A software system needs to be organized in a manner that encapsulates its sub-parts into pieces that can be used to control the scope for testing and changes. All of the related code, configurations and static data must be placed together in a specific location that is consistent with the organization of the rest of the system. Changes to the system are scoped and the minimal number of tests is completed to verify their correctness. Consistency is required to allow programmers the ability to infer system wide behavior from specific sub-sections of code.
The constant rate of change for hardware and software is sufficiently fast enough that any existing system that is no longer in active development starts to 'rust'. That is, after some number of years it has slipped so far behind its underlying technologies that it becomes nearly impossible to upgrade. As such, any system in active operation also needs to maintain some development effort as well. It doesn't have to be major extensions, but it always necessary to keep moving forward on the versions. Because of this it is important that a system be well-organized so that at very least, any changes to a sub-part of a system can be completed with the confidence that it won't affect the whole. This effectly encapsulates the related complexities away from the rest of the code. This allows any change to be correctly scoped so that the whole system does not need a full regression test. In this manner, it minimizes any ongoing work to a sub-part of the system. The core of a software architecture is this necessary system-wide organization. Beyond just rusting, most systems get built under sever enough time constraits that it takes a very long time and a large number of releases before the full breath of functionality has been implemented. This means that there are ongoing efforts to extend the functionality.
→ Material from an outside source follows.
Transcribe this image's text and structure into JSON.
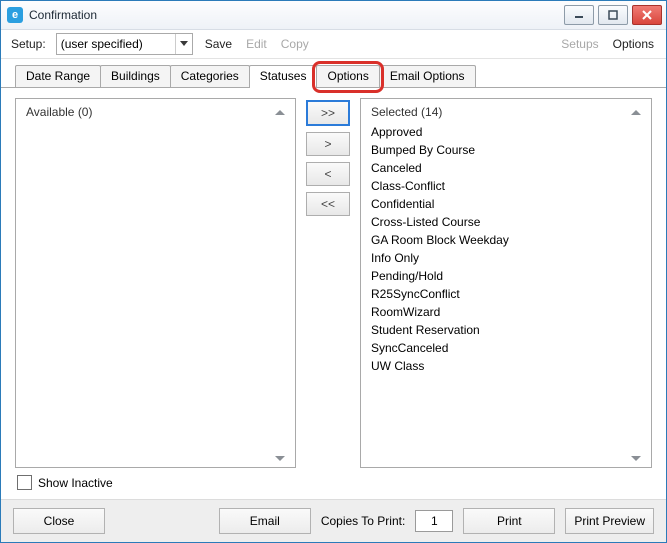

Having a solid architecture reduces the amount of work required to extend the system and provides the means to limit the amount of testing necessary to validate the changes.
There are lots more implicit non-user requirements, but these are the ones that I commonly see violated on a regular basis. With continuously decreasing time expectations, it is understandable why so many people are looking for shortcuts, but these never come for free so there are always consequences that appear later. If these implicit requirements are correctly accounted for in the specifications of the system, the technical debt is contained so that the operations and ongoing development of the system is minimized. If these requirements are ignored, ever-increasing hurdles get introduced which compromise the ability to correctly mange the system and make it significantly harder to correct later.